YOUR ASSIGNMENT
Print the entries below word for word; the pictures stay out of your copy.

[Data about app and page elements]
┌──
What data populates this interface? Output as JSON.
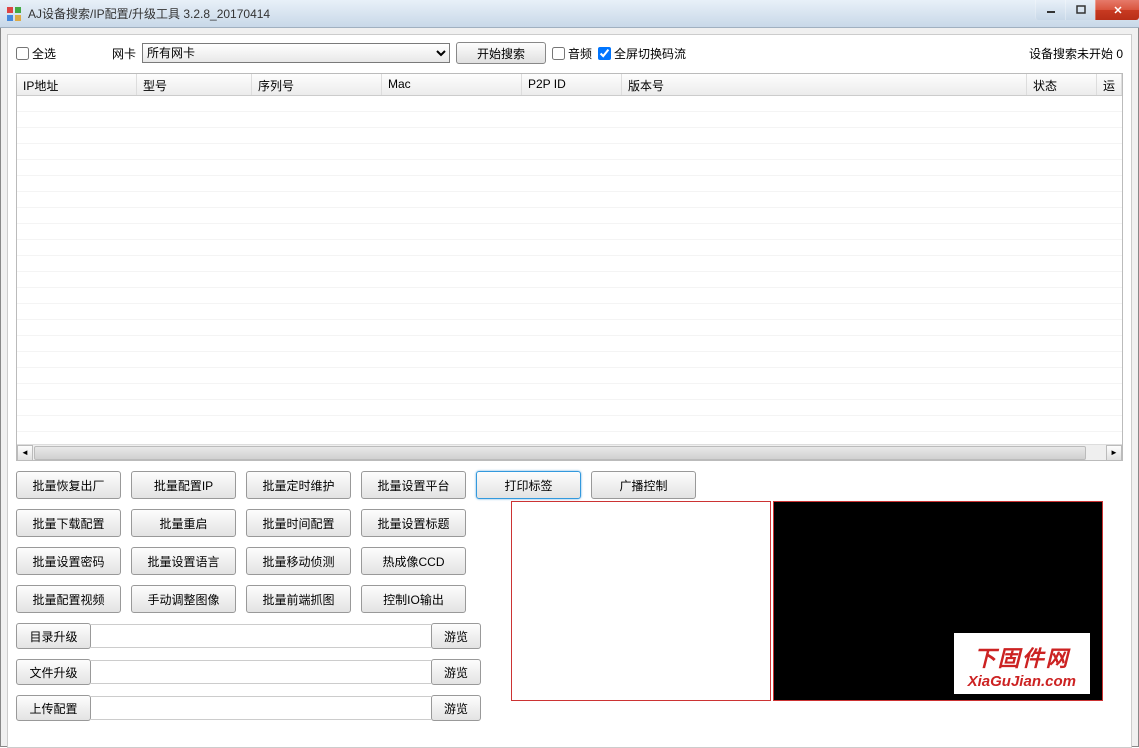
{
  "window": {
    "title": "AJ设备搜索/IP配置/升级工具 3.2.8_20170414"
  },
  "toolbar": {
    "select_all": "全选",
    "nic_label": "网卡",
    "nic_selected": "所有网卡",
    "start_search": "开始搜索",
    "audio": "音频",
    "fullscreen_switch": "全屏切换码流",
    "status": "设备搜索未开始 0"
  },
  "columns": {
    "ip": "IP地址",
    "model": "型号",
    "serial": "序列号",
    "mac": "Mac",
    "p2p": "P2P ID",
    "version": "版本号",
    "state": "状态",
    "run": "运"
  },
  "buttons": {
    "row1": {
      "b1": "批量恢复出厂",
      "b2": "批量配置IP",
      "b3": "批量定时维护",
      "b4": "批量设置平台",
      "b5": "打印标签",
      "b6": "广播控制"
    },
    "row2": {
      "b1": "批量下载配置",
      "b2": "批量重启",
      "b3": "批量时间配置",
      "b4": "批量设置标题"
    },
    "row3": {
      "b1": "批量设置密码",
      "b2": "批量设置语言",
      "b3": "批量移动侦测",
      "b4": "热成像CCD"
    },
    "row4": {
      "b1": "批量配置视频",
      "b2": "手动调整图像",
      "b3": "批量前端抓图",
      "b4": "控制IO输出"
    }
  },
  "file_rows": {
    "r1": {
      "label": "目录升级",
      "browse": "游览"
    },
    "r2": {
      "label": "文件升级",
      "browse": "游览"
    },
    "r3": {
      "label": "上传配置",
      "browse": "游览"
    }
  },
  "watermark": {
    "cn": "下固件网",
    "en": "XiaGuJian.com"
  }
}
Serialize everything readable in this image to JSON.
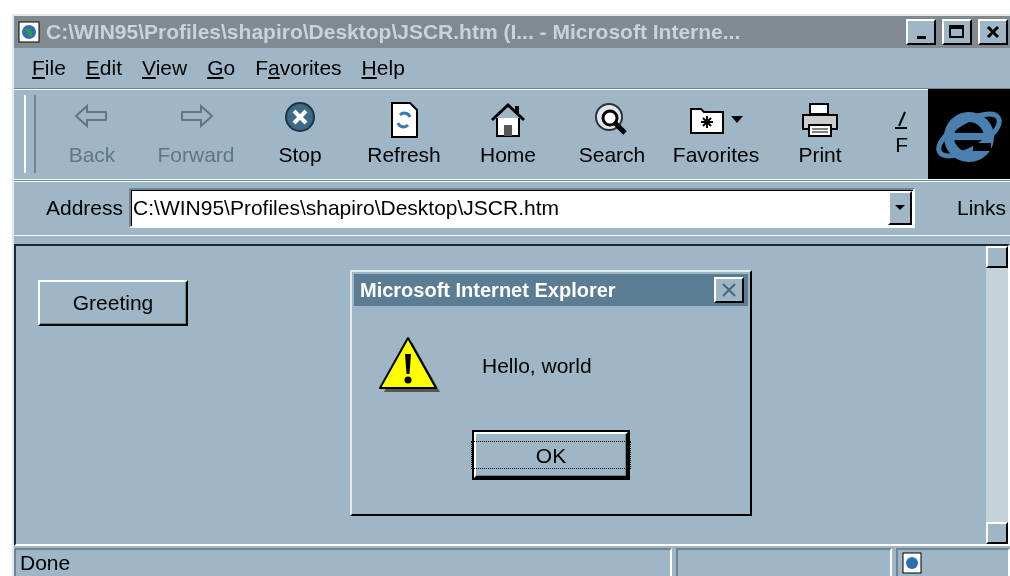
{
  "window": {
    "title": "C:\\WIN95\\Profiles\\shapiro\\Desktop\\JSCR.htm (I... - Microsoft Interne...",
    "active": false
  },
  "menu": [
    {
      "key": "F",
      "post": "ile"
    },
    {
      "key": "E",
      "post": "dit"
    },
    {
      "key": "V",
      "post": "iew"
    },
    {
      "key": "G",
      "post": "o"
    },
    {
      "pre": "F",
      "key": "a",
      "post": "vorites"
    },
    {
      "key": "H",
      "post": "elp"
    }
  ],
  "toolbar": [
    {
      "label": "Back",
      "disabled": true,
      "dropdown": false
    },
    {
      "label": "Forward",
      "disabled": true,
      "dropdown": false
    },
    {
      "label": "Stop",
      "disabled": false,
      "dropdown": false
    },
    {
      "label": "Refresh",
      "disabled": false,
      "dropdown": false
    },
    {
      "label": "Home",
      "disabled": false,
      "dropdown": false
    },
    {
      "label": "Search",
      "disabled": false,
      "dropdown": false
    },
    {
      "label": "Favorites",
      "disabled": false,
      "dropdown": true
    },
    {
      "label": "Print",
      "disabled": false,
      "dropdown": false
    },
    {
      "label": "F",
      "disabled": false,
      "dropdown": false
    }
  ],
  "address": {
    "label": "Address",
    "value": "C:\\WIN95\\Profiles\\shapiro\\Desktop\\JSCR.htm"
  },
  "links": {
    "label": "Links"
  },
  "page": {
    "button": "Greeting"
  },
  "dialog": {
    "title": "Microsoft Internet Explorer",
    "message": "Hello, world",
    "button": "OK",
    "focused": true
  },
  "status_bar": {
    "text": "Done"
  }
}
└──
TASK RESULT
What data populates this interface? Output as JSON.
{
  "window": {
    "title": "AJ设备搜索/IP配置/升级工具 3.2.8_20170414"
  },
  "toolbar": {
    "select_all": "全选",
    "nic_label": "网卡",
    "nic_selected": "所有网卡",
    "start_search": "开始搜索",
    "audio": "音频",
    "fullscreen_switch": "全屏切换码流",
    "status": "设备搜索未开始 0"
  },
  "columns": {
    "ip": "IP地址",
    "model": "型号",
    "serial": "序列号",
    "mac": "Mac",
    "p2p": "P2P ID",
    "version": "版本号",
    "state": "状态",
    "run": "运"
  },
  "buttons": {
    "row1": {
      "b1": "批量恢复出厂",
      "b2": "批量配置IP",
      "b3": "批量定时维护",
      "b4": "批量设置平台",
      "b5": "打印标签",
      "b6": "广播控制"
    },
    "row2": {
      "b1": "批量下载配置",
      "b2": "批量重启",
      "b3": "批量时间配置",
      "b4": "批量设置标题"
    },
    "row3": {
      "b1": "批量设置密码",
      "b2": "批量设置语言",
      "b3": "批量移动侦测",
      "b4": "热成像CCD"
    },
    "row4": {
      "b1": "批量配置视频",
      "b2": "手动调整图像",
      "b3": "批量前端抓图",
      "b4": "控制IO输出"
    }
  },
  "file_rows": {
    "r1": {
      "label": "目录升级",
      "browse": "游览"
    },
    "r2": {
      "label": "文件升级",
      "browse": "游览"
    },
    "r3": {
      "label": "上传配置",
      "browse": "游览"
    }
  },
  "watermark": {
    "cn": "下固件网",
    "en": "XiaGuJian.com"
  }
}
Serialize everything readable in this image to JSON.
{
  "window": {
    "title": "C:\\WIN95\\Profiles\\shapiro\\Desktop\\JSCR.htm (I... - Microsoft Interne...",
    "active": false
  },
  "menu": [
    {
      "key": "F",
      "post": "ile"
    },
    {
      "key": "E",
      "post": "dit"
    },
    {
      "key": "V",
      "post": "iew"
    },
    {
      "key": "G",
      "post": "o"
    },
    {
      "pre": "F",
      "key": "a",
      "post": "vorites"
    },
    {
      "key": "H",
      "post": "elp"
    }
  ],
  "toolbar": [
    {
      "label": "Back",
      "disabled": true,
      "dropdown": false
    },
    {
      "label": "Forward",
      "disabled": true,
      "dropdown": false
    },
    {
      "label": "Stop",
      "disabled": false,
      "dropdown": false
    },
    {
      "label": "Refresh",
      "disabled": false,
      "dropdown": false
    },
    {
      "label": "Home",
      "disabled": false,
      "dropdown": false
    },
    {
      "label": "Search",
      "disabled": false,
      "dropdown": false
    },
    {
      "label": "Favorites",
      "disabled": false,
      "dropdown": true
    },
    {
      "label": "Print",
      "disabled": false,
      "dropdown": false
    },
    {
      "label": "F",
      "disabled": false,
      "dropdown": false
    }
  ],
  "address": {
    "label": "Address",
    "value": "C:\\WIN95\\Profiles\\shapiro\\Desktop\\JSCR.htm"
  },
  "links": {
    "label": "Links"
  },
  "page": {
    "button": "Greeting"
  },
  "dialog": {
    "title": "Microsoft Internet Explorer",
    "message": "Hello, world",
    "button": "OK",
    "focused": true
  },
  "status_bar": {
    "text": "Done"
  }
}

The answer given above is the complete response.